◆ **Problem description**
Check each line of the listing, and copy it if it contains the word "screenshot".
Start of Information given
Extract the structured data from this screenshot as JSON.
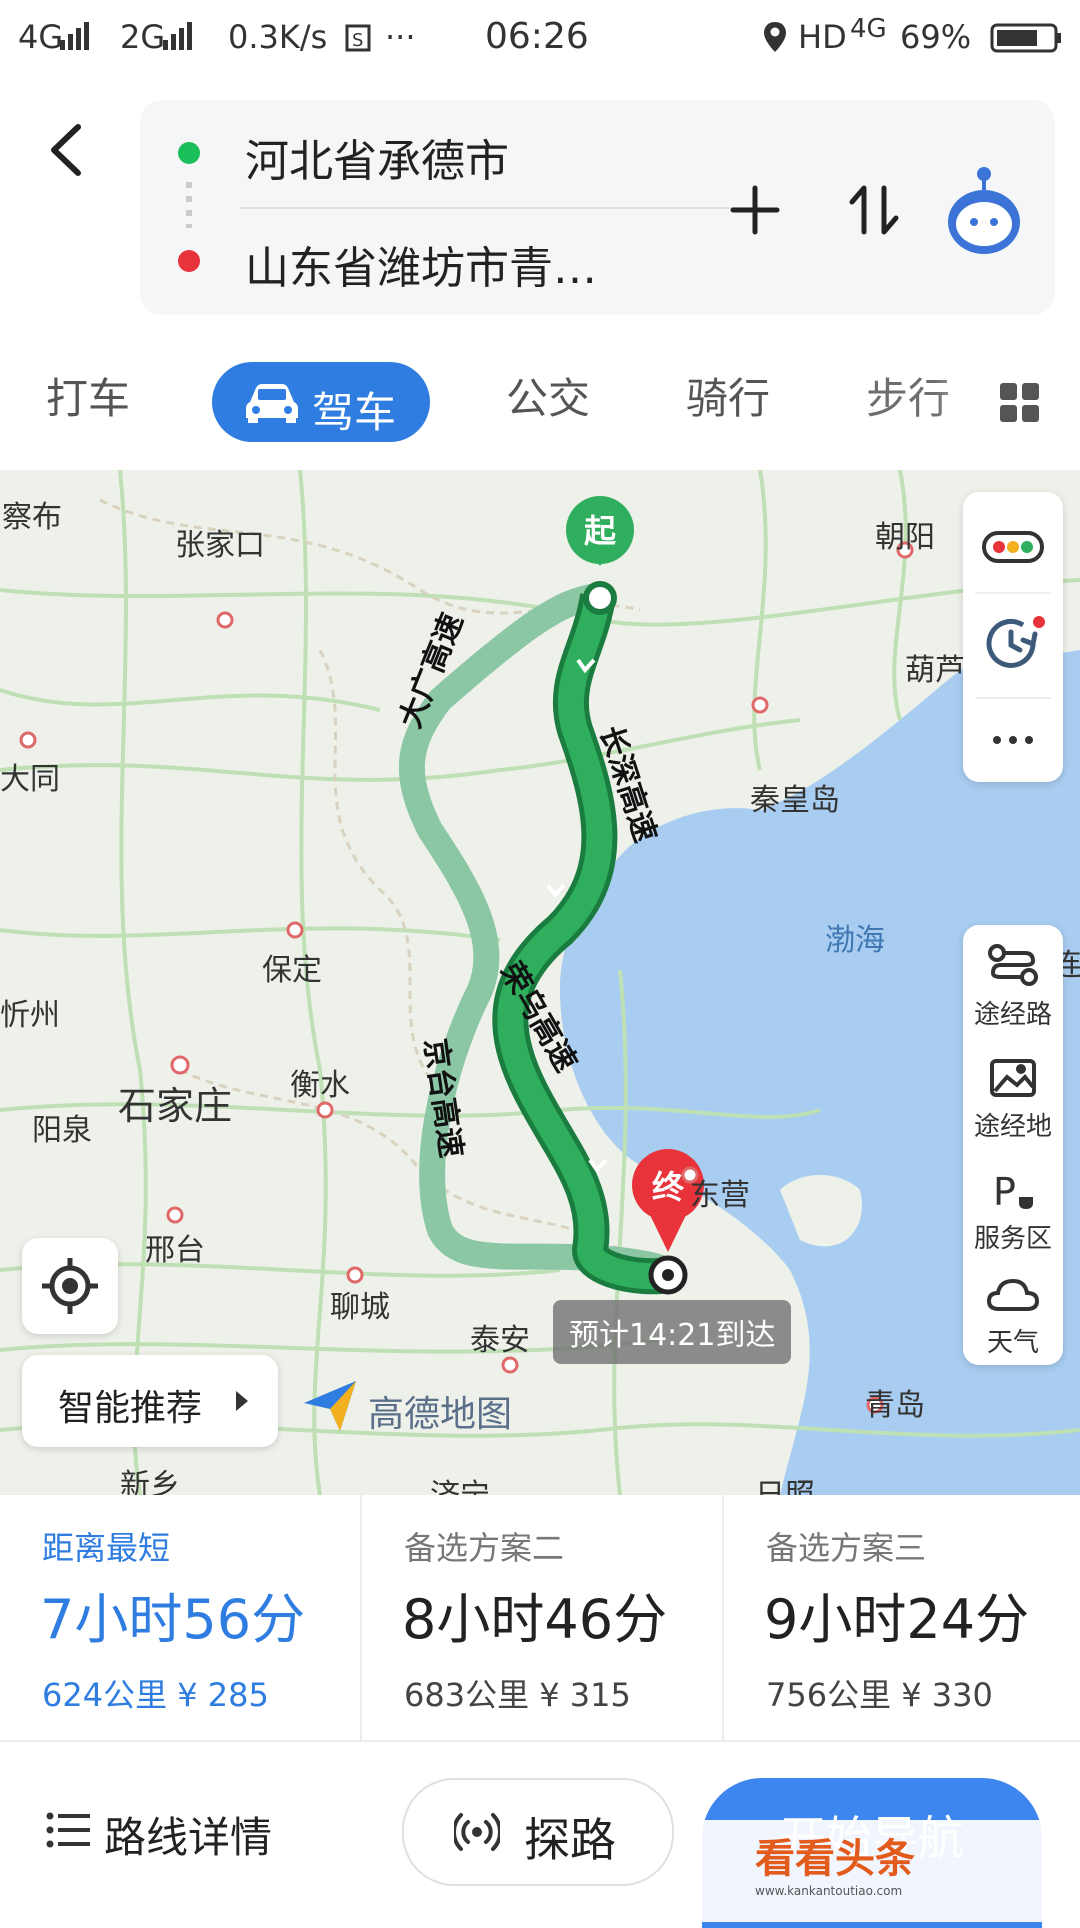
{
  "status_bar": {
    "network1": "4G",
    "network2": "2G",
    "speed": "0.3K/s",
    "more": "···",
    "time": "06:26",
    "hd": "HD",
    "network3": "4G",
    "battery": "69%"
  },
  "route": {
    "origin": "河北省承德市",
    "destination": "山东省潍坊市青…",
    "origin_color": "#1bbf5a",
    "destination_color": "#e8333b"
  },
  "tabs": [
    {
      "label": "打车"
    },
    {
      "label": "驾车",
      "active": true
    },
    {
      "label": "公交"
    },
    {
      "label": "骑行"
    },
    {
      "label": "步行"
    }
  ],
  "map": {
    "cities": [
      "察布",
      "张家口",
      "大同",
      "朝阳",
      "葫芦",
      "秦皇岛",
      "渤海",
      "保定",
      "忻州",
      "石家庄",
      "衡水",
      "阳泉",
      "邢台",
      "聊城",
      "泰安",
      "新乡",
      "青岛",
      "东营",
      "济宁",
      "日照",
      "连"
    ],
    "road_labels": [
      "大广高速",
      "长深高速",
      "荣乌高速",
      "京台高速"
    ],
    "start_marker": "起",
    "end_marker": "终",
    "eta": "预计14:21到达",
    "recommend": "智能推荐",
    "brand": "高德地图",
    "tools": [
      {
        "label": "途经路",
        "icon": "route-waypoint-icon"
      },
      {
        "label": "途经地",
        "icon": "map-pin-icon"
      },
      {
        "label": "服务区",
        "icon": "service-area-icon"
      },
      {
        "label": "天气",
        "icon": "cloud-icon"
      }
    ],
    "traffic_icon": "traffic-light-icon",
    "history_icon": "clock-history-icon",
    "more_icon": "more-icon",
    "route_color": "#1f9a4e",
    "alt_route_color": "#8cc7a5",
    "sea_color": "#a8cdf0"
  },
  "options": [
    {
      "label": "距离最短",
      "time": "7小时56分",
      "distance": "624公里",
      "cost": "¥ 285",
      "selected": true
    },
    {
      "label": "备选方案二",
      "time": "8小时46分",
      "distance": "683公里",
      "cost": "¥ 315"
    },
    {
      "label": "备选方案三",
      "time": "9小时24分",
      "distance": "756公里",
      "cost": "¥ 330"
    }
  ],
  "bottom": {
    "details": "路线详情",
    "explore": "探路",
    "start_nav": "开始导航",
    "watermark": "看看头条",
    "watermark_url": "www.kankantoutiao.com"
  },
  "accent_color": "#2f7de1"
}
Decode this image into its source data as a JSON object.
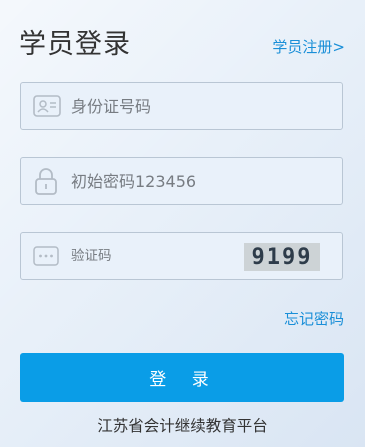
{
  "header": {
    "title": "学员登录",
    "register_link": "学员注册>"
  },
  "form": {
    "id_field": {
      "placeholder": "身份证号码",
      "icon": "id-card-icon"
    },
    "password_field": {
      "placeholder": "初始密码123456",
      "icon": "lock-icon"
    },
    "captcha_field": {
      "placeholder": "验证码",
      "icon": "dots-icon",
      "captcha_text": "9199"
    },
    "forgot_link": "忘记密码",
    "login_button": "登 录"
  },
  "footer": {
    "text": "江苏省会计继续教育平台"
  },
  "colors": {
    "accent": "#0a9de7",
    "link": "#1a8fd8",
    "border": "#b9c6d4",
    "background": "#e9f1fa"
  }
}
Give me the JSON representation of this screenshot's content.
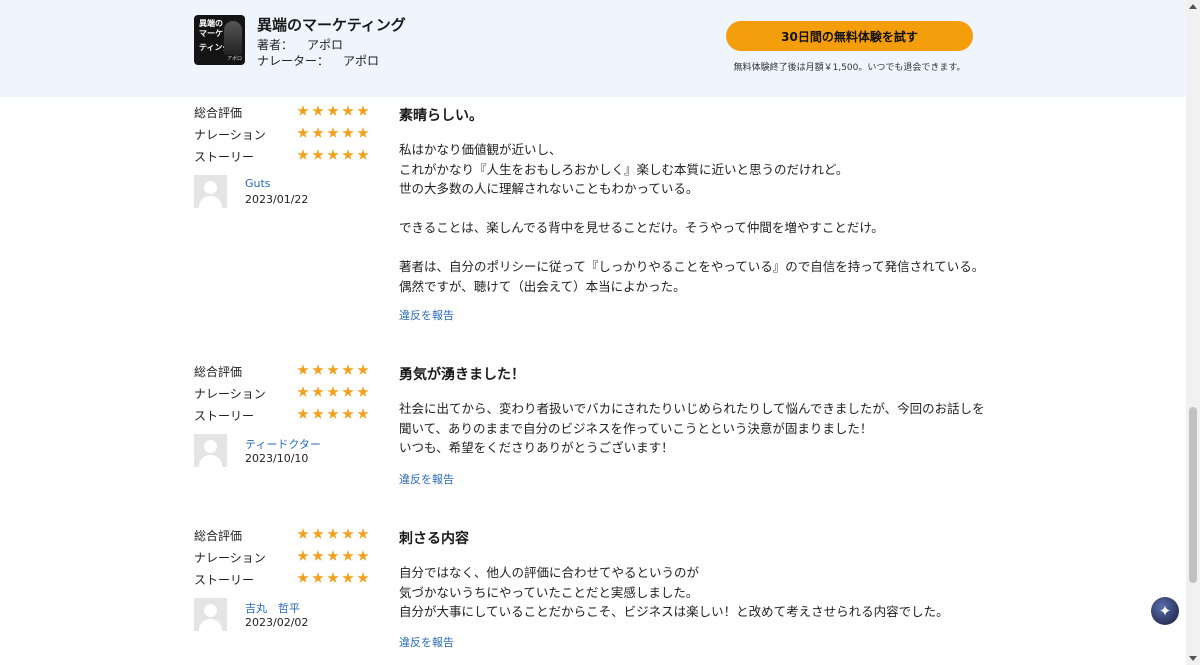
{
  "header": {
    "cover": {
      "line1": "異端の",
      "line2": "マーケ",
      "line3": "ティング",
      "author": "アポロ"
    },
    "title": "異端のマーケティング",
    "author_label": "著者：",
    "author_value": "アポロ",
    "narrator_label": "ナレーター：",
    "narrator_value": "アポロ",
    "trial_button": "30日間の無料体験を試す",
    "trial_note": "無料体験終了後は月額￥1,500。いつでも退会できます。",
    "accent_color": "#f59e0b",
    "background_color": "#eef5fd"
  },
  "rating_labels": {
    "overall": "総合評価",
    "narration": "ナレーション",
    "story": "ストーリー"
  },
  "reviews": [
    {
      "ratings": {
        "overall": 5,
        "narration": 5,
        "story": 5
      },
      "user": "Guts",
      "date": "2023/01/22",
      "title": "素晴らしい。",
      "body": [
        "私はかなり価値観が近いし、",
        "これがかなり『人生をおもしろおかしく』楽しむ本質に近いと思うのだけれど。",
        "世の大多数の人に理解されないこともわかっている。",
        "できることは、楽しんでる背中を見せることだけ。そうやって仲間を増やすことだけ。",
        "著者は、自分のポリシーに従って『しっかりやることをやっている』ので自信を持って発信されている。偶然ですが、聴けて（出会えて）本当によかった。"
      ],
      "report": "違反を報告"
    },
    {
      "ratings": {
        "overall": 5,
        "narration": 5,
        "story": 5
      },
      "user": "ティードクター",
      "date": "2023/10/10",
      "title": "勇気が湧きました！",
      "body": [
        "社会に出てから、変わり者扱いでバカにされたりいじめられたりして悩んできましたが、今回のお話しを聞いて、ありのままで自分のビジネスを作っていこうとという決意が固まりました！",
        "いつも、希望をくださりありがとうございます！"
      ],
      "report": "違反を報告"
    },
    {
      "ratings": {
        "overall": 5,
        "narration": 5,
        "story": 5
      },
      "user": "吉丸　哲平",
      "date": "2023/02/02",
      "title": "刺さる内容",
      "body": [
        "自分ではなく、他人の評価に合わせてやるというのが",
        "気づかないうちにやっていたことだと実感しました。",
        "自分が大事にしていることだからこそ、ビジネスは楽しい！と改めて考えさせられる内容でした。"
      ],
      "report": "違反を報告"
    }
  ],
  "star_color": "#f2a11f",
  "assistant_icon": "sparkle-icon"
}
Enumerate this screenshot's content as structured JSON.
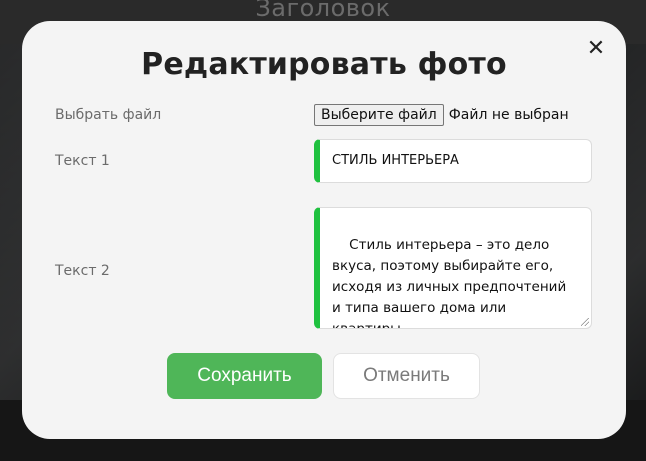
{
  "background": {
    "header_title": "Заголовок"
  },
  "modal": {
    "title": "Редактировать фото",
    "close_symbol": "✕",
    "fields": {
      "file_label": "Выбрать файл",
      "file_button": "Выберите файл",
      "file_status": "Файл не выбран",
      "text1_label": "Текст 1",
      "text1_value": "СТИЛЬ ИНТЕРЬЕРА",
      "text2_label": "Текст 2",
      "text2_value": "Стиль интерьера – это дело вкуса, поэтому выбирайте его, исходя из личных предпочтений и типа вашего дома или квартиры."
    },
    "buttons": {
      "save": "Сохранить",
      "cancel": "Отменить"
    }
  },
  "colors": {
    "accent_green": "#1fc13f",
    "save_button": "#4fb658",
    "modal_bg": "#f4f4f4"
  },
  "icons": {
    "close": "close-icon"
  }
}
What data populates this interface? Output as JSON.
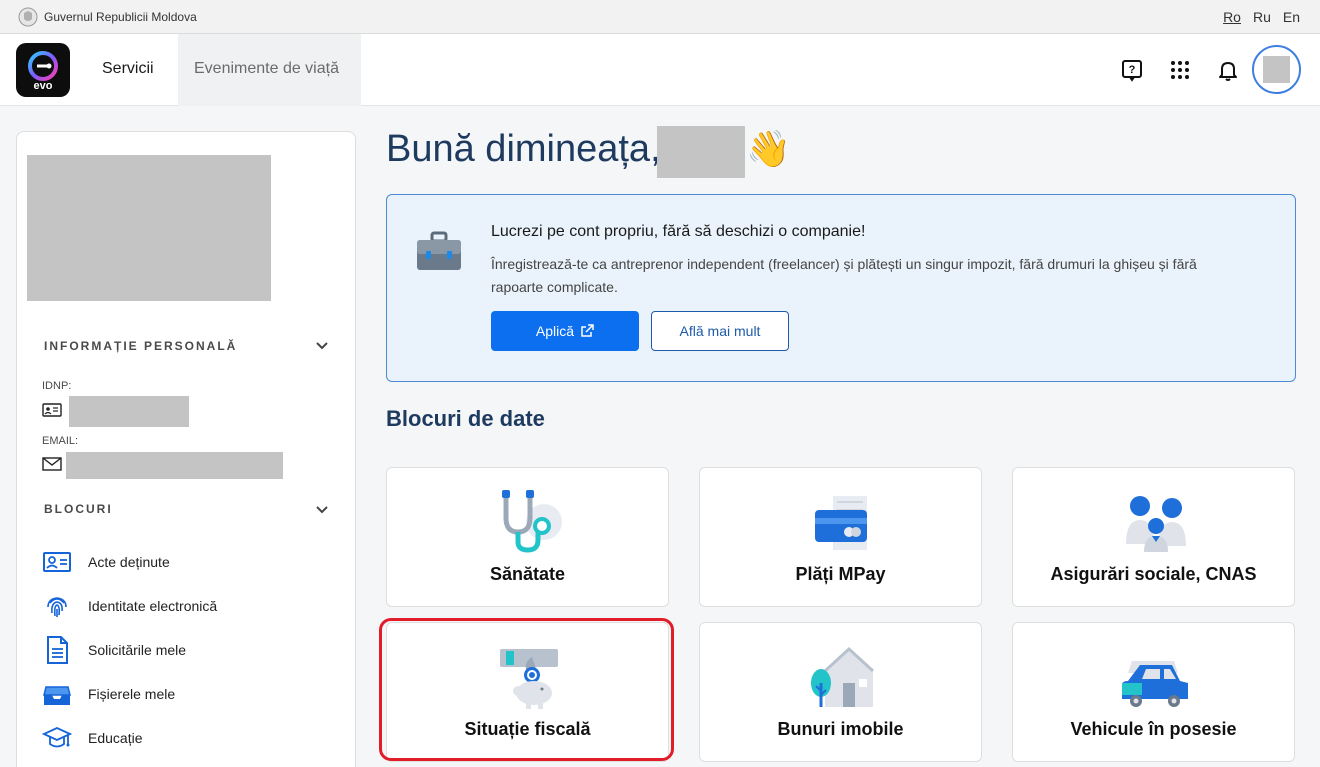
{
  "govbar": {
    "name": "Guvernul Republicii Moldova",
    "languages": [
      "Ro",
      "Ru",
      "En"
    ],
    "active_language": "Ro"
  },
  "header": {
    "logo_text": "evo",
    "nav": {
      "servicii": "Servicii",
      "evenimente": "Evenimente de viață"
    },
    "icons": [
      "help-icon",
      "apps-grid-icon",
      "bell-icon"
    ]
  },
  "sidebar": {
    "personal_section_title": "INFORMAȚIE PERSONALĂ",
    "idnp_label": "IDNP:",
    "email_label": "EMAIL:",
    "blocks_section_title": "BLOCURI",
    "items": [
      {
        "label": "Acte deținute",
        "icon": "id-card-icon"
      },
      {
        "label": "Identitate electronică",
        "icon": "fingerprint-icon"
      },
      {
        "label": "Solicitările mele",
        "icon": "document-icon"
      },
      {
        "label": "Fișierele mele",
        "icon": "inbox-tray-icon"
      },
      {
        "label": "Educație",
        "icon": "graduation-cap-icon"
      }
    ]
  },
  "main": {
    "greeting": "Bună dimineața,",
    "greeting_emoji": "👋",
    "banner": {
      "title": "Lucrezi pe cont propriu, fără să deschizi o companie!",
      "description": "Înregistrează-te ca antreprenor independent (freelancer) și plătești un singur impozit, fără drumuri la ghișeu și fără rapoarte complicate.",
      "primary_button": "Aplică",
      "secondary_button": "Află mai mult"
    },
    "blocks_title": "Blocuri de date",
    "cards": [
      {
        "label": "Sănătate",
        "icon": "stethoscope-icon"
      },
      {
        "label": "Plăți MPay",
        "icon": "payment-card-icon"
      },
      {
        "label": "Asigurări sociale, CNAS",
        "icon": "family-icon"
      },
      {
        "label": "Situație fiscală",
        "icon": "piggy-bank-coin-icon"
      },
      {
        "label": "Bunuri imobile",
        "icon": "house-tree-icon"
      },
      {
        "label": "Vehicule în posesie",
        "icon": "car-icon"
      }
    ]
  },
  "colors": {
    "primary": "#0b6fef",
    "heading": "#1f3a5f",
    "banner_bg": "#eaf3fb",
    "highlight": "#e11d2a"
  }
}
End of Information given
◆ **Exercise output**
Extract the structured data from this screenshot as JSON.
Give me the JSON representation of this screenshot's content.
Enumerate this screenshot's content as structured JSON.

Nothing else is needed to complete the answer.